“Why did you leave then?”
He sighs deeply for dramatic affect. “I killed a man,” he says it with a steady rhythm. It has more weight than a normal utterance but not quite the power such a statement should. To be honest, it’s hard to take him completely seriously. But this is Beirut and I’m not sure if this is universal, but I don’t hold reality to the same standard.
“Oh yea?” I know I should be careful but I allow my inflection a bit of arrogance.
He shakes his head. “He was a police officer,” he says, almost sorrowfully.
“Did he deserve it?” I ask. By now, I’m thoroughly invested in the man’s story.
“He never liked me. He wanted to marry my wife. But I told him, we Arab men, we are crazy. Don’t FUCK with us!
One day, we had a party for my wife. He danced with her and then he tried to kiss her. So I go to him, I stick my hand in his chest, and I pull out HIS HEART!”
This is not an Indiana Jones movie. But I’m pretty sure that’s where he got this story from. After his story of murder by ancient appropriated ritual, I sit a bit quiet. He’s on a roll now though, speaking about his disdain for women, his lack of guilt over his crime, and, kind of off topic, how he likes to take care of his Mercedes’ interior.
I pay him the usual two thou fair and wave good bye. I’m relieved to be home, a befuddled by the story I’ve just heard, frustrated that the power is out on my street, and glad to still have my heart in my chest.
This is a story I’ll tell a few times over drinks. We all experience reality differently, but in Beirut I feel it is even more pronounced. The reaction to my recounting of the taxi driver’s story always reminds me of how fractured the layers of Beirut are.
My friends in the States think I’m lying.

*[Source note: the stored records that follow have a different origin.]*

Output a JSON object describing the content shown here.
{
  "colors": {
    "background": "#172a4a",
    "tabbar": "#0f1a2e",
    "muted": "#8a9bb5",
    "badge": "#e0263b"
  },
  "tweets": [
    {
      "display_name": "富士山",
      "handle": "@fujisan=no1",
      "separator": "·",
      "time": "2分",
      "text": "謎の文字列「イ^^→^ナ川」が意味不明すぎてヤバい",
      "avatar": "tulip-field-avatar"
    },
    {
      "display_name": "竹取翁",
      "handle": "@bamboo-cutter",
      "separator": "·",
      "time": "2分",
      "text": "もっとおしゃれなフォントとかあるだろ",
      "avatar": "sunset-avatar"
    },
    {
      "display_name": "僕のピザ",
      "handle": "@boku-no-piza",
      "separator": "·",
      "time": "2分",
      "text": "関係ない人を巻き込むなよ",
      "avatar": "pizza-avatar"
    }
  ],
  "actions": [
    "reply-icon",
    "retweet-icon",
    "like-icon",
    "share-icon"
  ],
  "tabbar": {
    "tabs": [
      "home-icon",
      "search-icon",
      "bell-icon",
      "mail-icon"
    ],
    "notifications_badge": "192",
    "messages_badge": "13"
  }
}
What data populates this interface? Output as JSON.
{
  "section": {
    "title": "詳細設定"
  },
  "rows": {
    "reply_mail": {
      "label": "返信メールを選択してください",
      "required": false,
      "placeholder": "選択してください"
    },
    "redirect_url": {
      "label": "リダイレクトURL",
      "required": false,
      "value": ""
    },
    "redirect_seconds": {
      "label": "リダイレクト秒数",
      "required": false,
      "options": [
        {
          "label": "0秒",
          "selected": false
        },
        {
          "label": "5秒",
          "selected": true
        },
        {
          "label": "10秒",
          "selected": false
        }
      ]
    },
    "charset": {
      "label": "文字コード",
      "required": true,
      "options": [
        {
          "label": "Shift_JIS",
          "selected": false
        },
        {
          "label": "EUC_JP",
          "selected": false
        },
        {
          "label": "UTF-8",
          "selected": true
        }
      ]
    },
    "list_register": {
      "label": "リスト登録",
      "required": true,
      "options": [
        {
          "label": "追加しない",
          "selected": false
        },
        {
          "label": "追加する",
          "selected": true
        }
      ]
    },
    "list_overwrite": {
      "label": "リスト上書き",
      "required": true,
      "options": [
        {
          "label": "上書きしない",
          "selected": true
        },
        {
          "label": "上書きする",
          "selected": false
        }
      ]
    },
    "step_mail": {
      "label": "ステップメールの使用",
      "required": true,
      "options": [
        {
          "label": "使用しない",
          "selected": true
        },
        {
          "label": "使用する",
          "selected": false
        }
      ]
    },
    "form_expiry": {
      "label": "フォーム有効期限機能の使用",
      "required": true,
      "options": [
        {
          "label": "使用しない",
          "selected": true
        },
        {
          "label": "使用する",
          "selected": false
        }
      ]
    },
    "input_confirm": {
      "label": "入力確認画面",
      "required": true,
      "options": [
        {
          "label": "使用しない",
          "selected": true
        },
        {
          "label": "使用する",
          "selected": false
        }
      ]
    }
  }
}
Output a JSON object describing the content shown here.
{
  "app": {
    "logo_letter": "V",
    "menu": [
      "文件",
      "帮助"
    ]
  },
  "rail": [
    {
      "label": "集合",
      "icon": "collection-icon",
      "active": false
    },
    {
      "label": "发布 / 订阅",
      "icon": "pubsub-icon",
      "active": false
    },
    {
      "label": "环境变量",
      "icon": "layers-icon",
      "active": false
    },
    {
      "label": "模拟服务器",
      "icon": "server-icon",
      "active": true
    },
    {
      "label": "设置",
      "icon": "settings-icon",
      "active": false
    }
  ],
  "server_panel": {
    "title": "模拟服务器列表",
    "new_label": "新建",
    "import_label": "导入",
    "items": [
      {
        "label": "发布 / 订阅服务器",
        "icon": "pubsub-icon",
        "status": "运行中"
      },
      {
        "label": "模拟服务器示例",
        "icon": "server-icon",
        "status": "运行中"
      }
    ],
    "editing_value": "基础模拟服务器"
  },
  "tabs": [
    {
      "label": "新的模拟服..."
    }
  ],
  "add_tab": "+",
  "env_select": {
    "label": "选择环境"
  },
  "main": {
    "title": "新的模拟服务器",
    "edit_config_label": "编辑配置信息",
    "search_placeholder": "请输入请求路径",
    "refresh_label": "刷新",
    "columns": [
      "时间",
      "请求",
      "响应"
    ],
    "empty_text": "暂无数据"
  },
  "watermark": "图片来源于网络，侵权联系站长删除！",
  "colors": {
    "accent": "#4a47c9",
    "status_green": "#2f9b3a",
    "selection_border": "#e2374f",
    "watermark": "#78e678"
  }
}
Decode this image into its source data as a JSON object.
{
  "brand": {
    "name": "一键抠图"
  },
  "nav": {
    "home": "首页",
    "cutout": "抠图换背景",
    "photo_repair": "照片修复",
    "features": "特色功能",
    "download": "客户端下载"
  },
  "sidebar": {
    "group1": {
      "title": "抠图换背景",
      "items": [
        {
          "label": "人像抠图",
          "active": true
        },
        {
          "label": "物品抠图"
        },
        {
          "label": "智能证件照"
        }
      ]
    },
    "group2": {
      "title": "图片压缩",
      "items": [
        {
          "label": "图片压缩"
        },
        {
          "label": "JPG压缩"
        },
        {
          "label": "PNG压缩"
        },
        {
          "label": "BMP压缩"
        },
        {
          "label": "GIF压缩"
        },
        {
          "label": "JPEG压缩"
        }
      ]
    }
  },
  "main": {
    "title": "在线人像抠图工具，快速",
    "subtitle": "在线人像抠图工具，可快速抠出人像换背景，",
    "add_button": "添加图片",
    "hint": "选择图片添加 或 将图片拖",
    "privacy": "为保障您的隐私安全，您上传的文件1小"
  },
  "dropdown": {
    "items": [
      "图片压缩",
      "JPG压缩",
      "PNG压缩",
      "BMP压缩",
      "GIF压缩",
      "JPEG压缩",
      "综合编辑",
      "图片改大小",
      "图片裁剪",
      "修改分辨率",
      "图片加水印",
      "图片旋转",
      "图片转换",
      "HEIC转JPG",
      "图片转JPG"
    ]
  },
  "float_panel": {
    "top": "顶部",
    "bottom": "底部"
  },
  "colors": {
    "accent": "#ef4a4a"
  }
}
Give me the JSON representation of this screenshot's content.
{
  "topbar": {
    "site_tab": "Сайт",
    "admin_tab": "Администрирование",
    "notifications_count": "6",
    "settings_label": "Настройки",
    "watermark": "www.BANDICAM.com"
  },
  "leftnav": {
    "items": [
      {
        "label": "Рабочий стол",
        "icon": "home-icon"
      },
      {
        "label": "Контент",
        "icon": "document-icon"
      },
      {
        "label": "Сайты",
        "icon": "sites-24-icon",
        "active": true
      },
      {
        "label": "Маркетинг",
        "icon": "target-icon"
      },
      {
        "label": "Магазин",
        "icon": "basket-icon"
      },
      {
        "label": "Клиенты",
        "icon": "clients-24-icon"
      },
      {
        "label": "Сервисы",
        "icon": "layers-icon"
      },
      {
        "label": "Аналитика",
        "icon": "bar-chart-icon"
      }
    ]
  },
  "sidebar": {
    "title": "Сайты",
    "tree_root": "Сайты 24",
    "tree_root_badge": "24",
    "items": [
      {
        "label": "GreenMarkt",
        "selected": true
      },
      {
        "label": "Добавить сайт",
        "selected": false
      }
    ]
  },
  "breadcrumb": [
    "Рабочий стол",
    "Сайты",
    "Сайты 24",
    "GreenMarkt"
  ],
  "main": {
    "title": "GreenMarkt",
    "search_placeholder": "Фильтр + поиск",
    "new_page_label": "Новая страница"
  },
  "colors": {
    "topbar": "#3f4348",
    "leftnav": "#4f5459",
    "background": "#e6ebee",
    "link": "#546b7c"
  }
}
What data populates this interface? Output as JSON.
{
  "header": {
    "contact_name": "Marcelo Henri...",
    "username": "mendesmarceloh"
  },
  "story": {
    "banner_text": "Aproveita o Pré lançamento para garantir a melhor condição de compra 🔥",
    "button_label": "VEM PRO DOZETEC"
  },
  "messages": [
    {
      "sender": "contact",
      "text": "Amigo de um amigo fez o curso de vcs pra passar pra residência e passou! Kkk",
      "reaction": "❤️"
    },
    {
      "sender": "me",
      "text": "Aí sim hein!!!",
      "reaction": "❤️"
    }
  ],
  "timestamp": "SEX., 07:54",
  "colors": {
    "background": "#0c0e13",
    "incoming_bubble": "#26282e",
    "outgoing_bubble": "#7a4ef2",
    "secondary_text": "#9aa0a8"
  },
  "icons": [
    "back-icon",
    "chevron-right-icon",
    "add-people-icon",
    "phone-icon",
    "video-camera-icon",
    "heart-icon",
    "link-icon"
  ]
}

My friends who grew up outside Lebanon believe that a taxi driver told me this, but don’t believe he actually killed anyone. And my Lebanese friends don’t really see the point of the story.